-- Description of the task --
Search the records for the word "EXTRAS" and pick out every line that has it.

-- Data extract --
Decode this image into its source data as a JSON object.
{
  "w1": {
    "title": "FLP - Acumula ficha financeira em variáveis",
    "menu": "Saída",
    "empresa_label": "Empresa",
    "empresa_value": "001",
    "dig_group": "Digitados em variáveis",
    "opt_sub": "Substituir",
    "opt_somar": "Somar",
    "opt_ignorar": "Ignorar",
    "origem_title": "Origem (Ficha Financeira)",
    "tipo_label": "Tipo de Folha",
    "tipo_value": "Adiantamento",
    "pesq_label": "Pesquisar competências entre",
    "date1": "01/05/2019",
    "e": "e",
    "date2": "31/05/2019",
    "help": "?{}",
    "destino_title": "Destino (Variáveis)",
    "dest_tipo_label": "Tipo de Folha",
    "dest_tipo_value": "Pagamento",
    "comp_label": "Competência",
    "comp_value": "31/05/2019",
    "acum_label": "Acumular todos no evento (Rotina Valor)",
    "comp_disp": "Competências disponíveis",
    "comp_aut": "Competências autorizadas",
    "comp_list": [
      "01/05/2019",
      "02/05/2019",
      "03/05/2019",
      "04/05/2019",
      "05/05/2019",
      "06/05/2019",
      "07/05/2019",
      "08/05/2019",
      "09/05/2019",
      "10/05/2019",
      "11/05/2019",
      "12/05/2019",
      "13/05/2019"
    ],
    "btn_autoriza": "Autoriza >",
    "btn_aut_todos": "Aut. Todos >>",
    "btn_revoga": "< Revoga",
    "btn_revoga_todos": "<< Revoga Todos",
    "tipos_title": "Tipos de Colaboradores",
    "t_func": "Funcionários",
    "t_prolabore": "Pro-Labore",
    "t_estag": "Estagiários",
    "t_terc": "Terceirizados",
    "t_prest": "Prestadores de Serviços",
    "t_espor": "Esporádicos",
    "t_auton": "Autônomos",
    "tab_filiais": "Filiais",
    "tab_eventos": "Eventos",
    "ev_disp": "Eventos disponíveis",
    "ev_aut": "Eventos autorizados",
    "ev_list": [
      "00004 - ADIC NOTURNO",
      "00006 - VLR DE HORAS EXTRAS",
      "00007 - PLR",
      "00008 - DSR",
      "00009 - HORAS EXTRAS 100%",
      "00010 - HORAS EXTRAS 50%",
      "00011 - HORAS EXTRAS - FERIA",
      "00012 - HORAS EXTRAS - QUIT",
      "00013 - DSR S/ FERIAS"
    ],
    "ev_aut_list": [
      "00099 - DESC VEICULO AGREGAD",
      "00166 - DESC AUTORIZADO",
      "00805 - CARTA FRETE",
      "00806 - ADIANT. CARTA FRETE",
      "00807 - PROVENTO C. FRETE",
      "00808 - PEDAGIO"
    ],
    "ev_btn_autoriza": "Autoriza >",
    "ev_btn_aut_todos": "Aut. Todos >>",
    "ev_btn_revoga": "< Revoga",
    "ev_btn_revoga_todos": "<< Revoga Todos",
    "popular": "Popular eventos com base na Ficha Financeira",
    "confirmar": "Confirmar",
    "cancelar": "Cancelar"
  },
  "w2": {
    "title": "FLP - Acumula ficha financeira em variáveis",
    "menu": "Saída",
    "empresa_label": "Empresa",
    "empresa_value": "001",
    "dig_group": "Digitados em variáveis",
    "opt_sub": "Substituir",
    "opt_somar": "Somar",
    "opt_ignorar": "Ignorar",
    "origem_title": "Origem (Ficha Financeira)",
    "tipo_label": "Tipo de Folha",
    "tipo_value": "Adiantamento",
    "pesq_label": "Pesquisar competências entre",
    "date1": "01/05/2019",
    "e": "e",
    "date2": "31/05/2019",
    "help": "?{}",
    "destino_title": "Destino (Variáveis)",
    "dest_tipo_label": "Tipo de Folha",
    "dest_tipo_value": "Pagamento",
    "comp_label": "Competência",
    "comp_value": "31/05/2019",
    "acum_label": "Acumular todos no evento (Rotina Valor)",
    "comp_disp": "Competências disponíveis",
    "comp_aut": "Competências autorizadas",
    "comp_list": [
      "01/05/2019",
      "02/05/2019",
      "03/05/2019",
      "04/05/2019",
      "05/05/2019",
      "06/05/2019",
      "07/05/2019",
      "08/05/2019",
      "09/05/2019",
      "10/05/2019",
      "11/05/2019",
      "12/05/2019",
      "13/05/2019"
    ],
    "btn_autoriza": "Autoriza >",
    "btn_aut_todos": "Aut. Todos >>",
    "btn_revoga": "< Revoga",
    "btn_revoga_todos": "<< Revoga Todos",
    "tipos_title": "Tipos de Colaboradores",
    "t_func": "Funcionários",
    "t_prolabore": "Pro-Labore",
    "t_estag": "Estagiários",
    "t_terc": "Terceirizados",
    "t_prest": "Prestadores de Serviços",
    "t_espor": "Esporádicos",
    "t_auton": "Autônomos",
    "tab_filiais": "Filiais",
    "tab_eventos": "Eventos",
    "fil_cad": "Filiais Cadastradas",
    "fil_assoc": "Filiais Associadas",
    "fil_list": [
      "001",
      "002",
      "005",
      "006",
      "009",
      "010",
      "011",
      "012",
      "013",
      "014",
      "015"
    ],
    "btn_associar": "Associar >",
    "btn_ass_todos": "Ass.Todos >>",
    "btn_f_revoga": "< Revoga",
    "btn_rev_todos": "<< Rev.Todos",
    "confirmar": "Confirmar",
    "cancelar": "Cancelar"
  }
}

-- Task result --
      "00006 - VLR DE HORAS EXTRAS",
      "00009 - HORAS EXTRAS 100%",
      "00010 - HORAS EXTRAS 50%",
      "00011 - HORAS EXTRAS - FERIA",
      "00012 - HORAS EXTRAS - QUIT",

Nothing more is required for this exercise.